EXERCISE: Everything in the records except the pictures should come back exactly as written.

DATASET RECORDS:

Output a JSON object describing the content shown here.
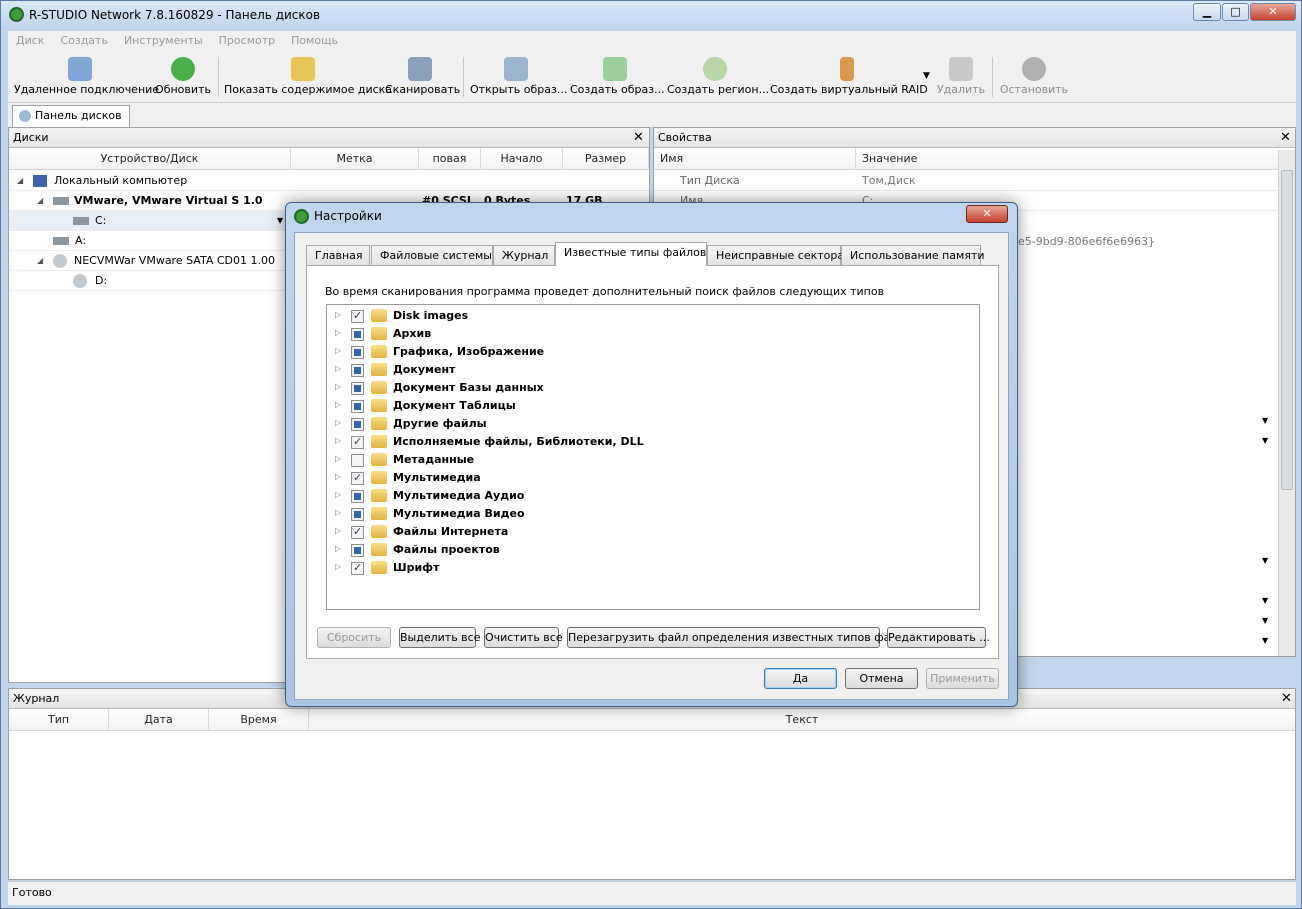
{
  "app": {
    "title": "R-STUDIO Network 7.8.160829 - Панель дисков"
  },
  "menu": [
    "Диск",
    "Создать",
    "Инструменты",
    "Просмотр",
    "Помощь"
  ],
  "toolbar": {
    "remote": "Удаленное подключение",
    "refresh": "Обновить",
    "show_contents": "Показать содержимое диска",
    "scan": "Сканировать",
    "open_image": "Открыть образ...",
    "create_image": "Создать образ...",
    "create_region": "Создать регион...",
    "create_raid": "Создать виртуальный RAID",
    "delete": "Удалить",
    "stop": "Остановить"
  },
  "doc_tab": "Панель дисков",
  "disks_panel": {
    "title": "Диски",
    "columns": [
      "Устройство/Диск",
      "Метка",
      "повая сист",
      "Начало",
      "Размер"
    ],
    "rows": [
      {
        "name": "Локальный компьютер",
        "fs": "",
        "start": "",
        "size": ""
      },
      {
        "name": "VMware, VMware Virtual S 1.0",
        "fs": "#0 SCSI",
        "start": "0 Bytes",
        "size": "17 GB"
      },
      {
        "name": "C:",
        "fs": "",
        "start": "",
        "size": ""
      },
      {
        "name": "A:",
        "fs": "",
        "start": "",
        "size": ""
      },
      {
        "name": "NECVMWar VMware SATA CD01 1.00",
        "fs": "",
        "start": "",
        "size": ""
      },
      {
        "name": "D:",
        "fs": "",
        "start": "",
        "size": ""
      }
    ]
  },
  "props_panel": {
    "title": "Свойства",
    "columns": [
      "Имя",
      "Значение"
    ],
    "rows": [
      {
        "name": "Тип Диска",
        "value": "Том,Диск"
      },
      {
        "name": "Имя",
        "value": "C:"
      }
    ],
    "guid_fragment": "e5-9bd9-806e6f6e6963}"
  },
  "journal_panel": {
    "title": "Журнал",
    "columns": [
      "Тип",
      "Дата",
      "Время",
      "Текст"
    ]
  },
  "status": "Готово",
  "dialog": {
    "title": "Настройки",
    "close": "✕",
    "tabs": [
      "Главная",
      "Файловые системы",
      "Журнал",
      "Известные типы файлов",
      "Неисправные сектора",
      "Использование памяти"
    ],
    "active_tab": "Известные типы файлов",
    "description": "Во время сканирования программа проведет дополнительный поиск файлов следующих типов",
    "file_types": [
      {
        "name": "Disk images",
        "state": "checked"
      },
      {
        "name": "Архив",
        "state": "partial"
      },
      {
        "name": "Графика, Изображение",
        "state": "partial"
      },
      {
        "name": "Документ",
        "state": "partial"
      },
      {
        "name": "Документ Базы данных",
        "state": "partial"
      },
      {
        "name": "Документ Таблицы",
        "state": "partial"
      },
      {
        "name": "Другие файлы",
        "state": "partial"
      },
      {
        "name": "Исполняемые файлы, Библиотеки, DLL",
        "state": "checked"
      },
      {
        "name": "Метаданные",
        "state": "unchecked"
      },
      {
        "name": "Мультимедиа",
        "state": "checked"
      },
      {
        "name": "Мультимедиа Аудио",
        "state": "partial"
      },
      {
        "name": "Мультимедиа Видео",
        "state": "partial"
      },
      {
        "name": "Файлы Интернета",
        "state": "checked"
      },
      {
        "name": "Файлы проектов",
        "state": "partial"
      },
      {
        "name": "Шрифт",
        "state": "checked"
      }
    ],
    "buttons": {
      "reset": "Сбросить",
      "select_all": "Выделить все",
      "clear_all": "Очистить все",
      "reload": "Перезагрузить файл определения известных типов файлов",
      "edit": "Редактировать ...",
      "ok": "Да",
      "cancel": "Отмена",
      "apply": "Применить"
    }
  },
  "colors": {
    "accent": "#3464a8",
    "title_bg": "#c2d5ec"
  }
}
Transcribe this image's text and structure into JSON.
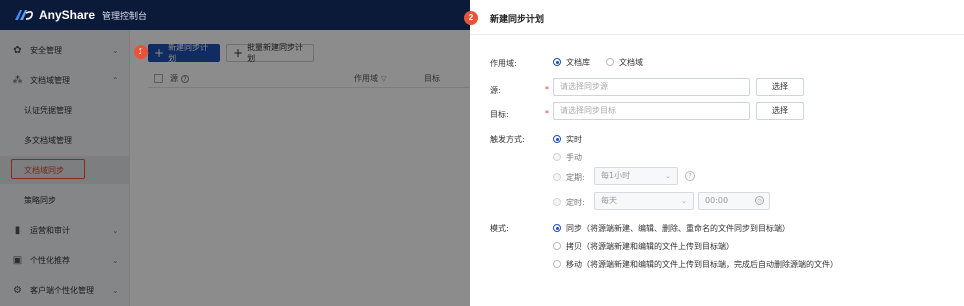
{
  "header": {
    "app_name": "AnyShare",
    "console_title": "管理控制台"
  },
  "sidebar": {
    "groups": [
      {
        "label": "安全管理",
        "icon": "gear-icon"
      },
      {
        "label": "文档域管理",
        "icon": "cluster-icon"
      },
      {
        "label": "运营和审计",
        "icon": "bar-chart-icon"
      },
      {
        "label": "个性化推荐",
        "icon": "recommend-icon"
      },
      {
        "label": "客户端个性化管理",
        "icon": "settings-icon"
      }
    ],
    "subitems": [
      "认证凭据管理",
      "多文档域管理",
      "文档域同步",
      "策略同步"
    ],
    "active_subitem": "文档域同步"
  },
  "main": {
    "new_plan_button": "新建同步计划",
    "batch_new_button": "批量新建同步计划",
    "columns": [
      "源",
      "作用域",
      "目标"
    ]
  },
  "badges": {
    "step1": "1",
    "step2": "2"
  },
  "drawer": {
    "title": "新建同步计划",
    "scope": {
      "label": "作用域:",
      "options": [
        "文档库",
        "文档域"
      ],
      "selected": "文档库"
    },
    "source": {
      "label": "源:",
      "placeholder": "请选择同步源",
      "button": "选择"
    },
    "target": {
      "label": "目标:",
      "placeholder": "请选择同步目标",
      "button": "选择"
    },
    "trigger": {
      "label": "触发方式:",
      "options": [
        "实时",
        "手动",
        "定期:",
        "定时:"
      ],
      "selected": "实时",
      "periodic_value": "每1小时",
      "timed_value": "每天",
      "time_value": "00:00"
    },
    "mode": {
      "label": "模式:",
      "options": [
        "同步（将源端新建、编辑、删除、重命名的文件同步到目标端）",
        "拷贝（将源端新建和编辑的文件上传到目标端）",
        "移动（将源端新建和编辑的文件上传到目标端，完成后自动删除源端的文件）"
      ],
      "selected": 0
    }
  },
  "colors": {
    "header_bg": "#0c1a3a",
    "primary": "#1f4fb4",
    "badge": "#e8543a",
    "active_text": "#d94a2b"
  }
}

SOLUTION BELOW:
Output a JSON object describing the content shown here.
{
  "app": {
    "title": "R-STUDIO Network 7.8.160829 - Панель дисков"
  },
  "menu": [
    "Диск",
    "Создать",
    "Инструменты",
    "Просмотр",
    "Помощь"
  ],
  "toolbar": {
    "remote": "Удаленное подключение",
    "refresh": "Обновить",
    "show_contents": "Показать содержимое диска",
    "scan": "Сканировать",
    "open_image": "Открыть образ...",
    "create_image": "Создать образ...",
    "create_region": "Создать регион...",
    "create_raid": "Создать виртуальный RAID",
    "delete": "Удалить",
    "stop": "Остановить"
  },
  "doc_tab": "Панель дисков",
  "disks_panel": {
    "title": "Диски",
    "columns": [
      "Устройство/Диск",
      "Метка",
      "повая сист",
      "Начало",
      "Размер"
    ],
    "rows": [
      {
        "name": "Локальный компьютер",
        "fs": "",
        "start": "",
        "size": ""
      },
      {
        "name": "VMware, VMware Virtual S 1.0",
        "fs": "#0 SCSI",
        "start": "0 Bytes",
        "size": "17 GB"
      },
      {
        "name": "C:",
        "fs": "",
        "start": "",
        "size": ""
      },
      {
        "name": "A:",
        "fs": "",
        "start": "",
        "size": ""
      },
      {
        "name": "NECVMWar VMware SATA CD01 1.00",
        "fs": "",
        "start": "",
        "size": ""
      },
      {
        "name": "D:",
        "fs": "",
        "start": "",
        "size": ""
      }
    ]
  },
  "props_panel": {
    "title": "Свойства",
    "columns": [
      "Имя",
      "Значение"
    ],
    "rows": [
      {
        "name": "Тип Диска",
        "value": "Том,Диск"
      },
      {
        "name": "Имя",
        "value": "C:"
      }
    ],
    "guid_fragment": "e5-9bd9-806e6f6e6963}"
  },
  "journal_panel": {
    "title": "Журнал",
    "columns": [
      "Тип",
      "Дата",
      "Время",
      "Текст"
    ]
  },
  "status": "Готово",
  "dialog": {
    "title": "Настройки",
    "close": "✕",
    "tabs": [
      "Главная",
      "Файловые системы",
      "Журнал",
      "Известные типы файлов",
      "Неисправные сектора",
      "Использование памяти"
    ],
    "active_tab": "Известные типы файлов",
    "description": "Во время сканирования программа проведет дополнительный поиск файлов следующих типов",
    "file_types": [
      {
        "name": "Disk images",
        "state": "checked"
      },
      {
        "name": "Архив",
        "state": "partial"
      },
      {
        "name": "Графика, Изображение",
        "state": "partial"
      },
      {
        "name": "Документ",
        "state": "partial"
      },
      {
        "name": "Документ Базы данных",
        "state": "partial"
      },
      {
        "name": "Документ Таблицы",
        "state": "partial"
      },
      {
        "name": "Другие файлы",
        "state": "partial"
      },
      {
        "name": "Исполняемые файлы, Библиотеки, DLL",
        "state": "checked"
      },
      {
        "name": "Метаданные",
        "state": "unchecked"
      },
      {
        "name": "Мультимедиа",
        "state": "checked"
      },
      {
        "name": "Мультимедиа Аудио",
        "state": "partial"
      },
      {
        "name": "Мультимедиа Видео",
        "state": "partial"
      },
      {
        "name": "Файлы Интернета",
        "state": "checked"
      },
      {
        "name": "Файлы проектов",
        "state": "partial"
      },
      {
        "name": "Шрифт",
        "state": "checked"
      }
    ],
    "buttons": {
      "reset": "Сбросить",
      "select_all": "Выделить все",
      "clear_all": "Очистить все",
      "reload": "Перезагрузить файл определения известных типов файлов",
      "edit": "Редактировать ...",
      "ok": "Да",
      "cancel": "Отмена",
      "apply": "Применить"
    }
  },
  "colors": {
    "accent": "#3464a8",
    "title_bg": "#c2d5ec"
  }
}
Transcribe this image's text and structure into JSON.
{
  "header": {
    "app_name": "AnyShare",
    "console_title": "管理控制台"
  },
  "sidebar": {
    "groups": [
      {
        "label": "安全管理",
        "icon": "gear-icon"
      },
      {
        "label": "文档域管理",
        "icon": "cluster-icon"
      },
      {
        "label": "运营和审计",
        "icon": "bar-chart-icon"
      },
      {
        "label": "个性化推荐",
        "icon": "recommend-icon"
      },
      {
        "label": "客户端个性化管理",
        "icon": "settings-icon"
      }
    ],
    "subitems": [
      "认证凭据管理",
      "多文档域管理",
      "文档域同步",
      "策略同步"
    ],
    "active_subitem": "文档域同步"
  },
  "main": {
    "new_plan_button": "新建同步计划",
    "batch_new_button": "批量新建同步计划",
    "columns": [
      "源",
      "作用域",
      "目标"
    ]
  },
  "badges": {
    "step1": "1",
    "step2": "2"
  },
  "drawer": {
    "title": "新建同步计划",
    "scope": {
      "label": "作用域:",
      "options": [
        "文档库",
        "文档域"
      ],
      "selected": "文档库"
    },
    "source": {
      "label": "源:",
      "placeholder": "请选择同步源",
      "button": "选择"
    },
    "target": {
      "label": "目标:",
      "placeholder": "请选择同步目标",
      "button": "选择"
    },
    "trigger": {
      "label": "触发方式:",
      "options": [
        "实时",
        "手动",
        "定期:",
        "定时:"
      ],
      "selected": "实时",
      "periodic_value": "每1小时",
      "timed_value": "每天",
      "time_value": "00:00"
    },
    "mode": {
      "label": "模式:",
      "options": [
        "同步（将源端新建、编辑、删除、重命名的文件同步到目标端）",
        "拷贝（将源端新建和编辑的文件上传到目标端）",
        "移动（将源端新建和编辑的文件上传到目标端，完成后自动删除源端的文件）"
      ],
      "selected": 0
    }
  },
  "colors": {
    "header_bg": "#0c1a3a",
    "primary": "#1f4fb4",
    "badge": "#e8543a",
    "active_text": "#d94a2b"
  }
}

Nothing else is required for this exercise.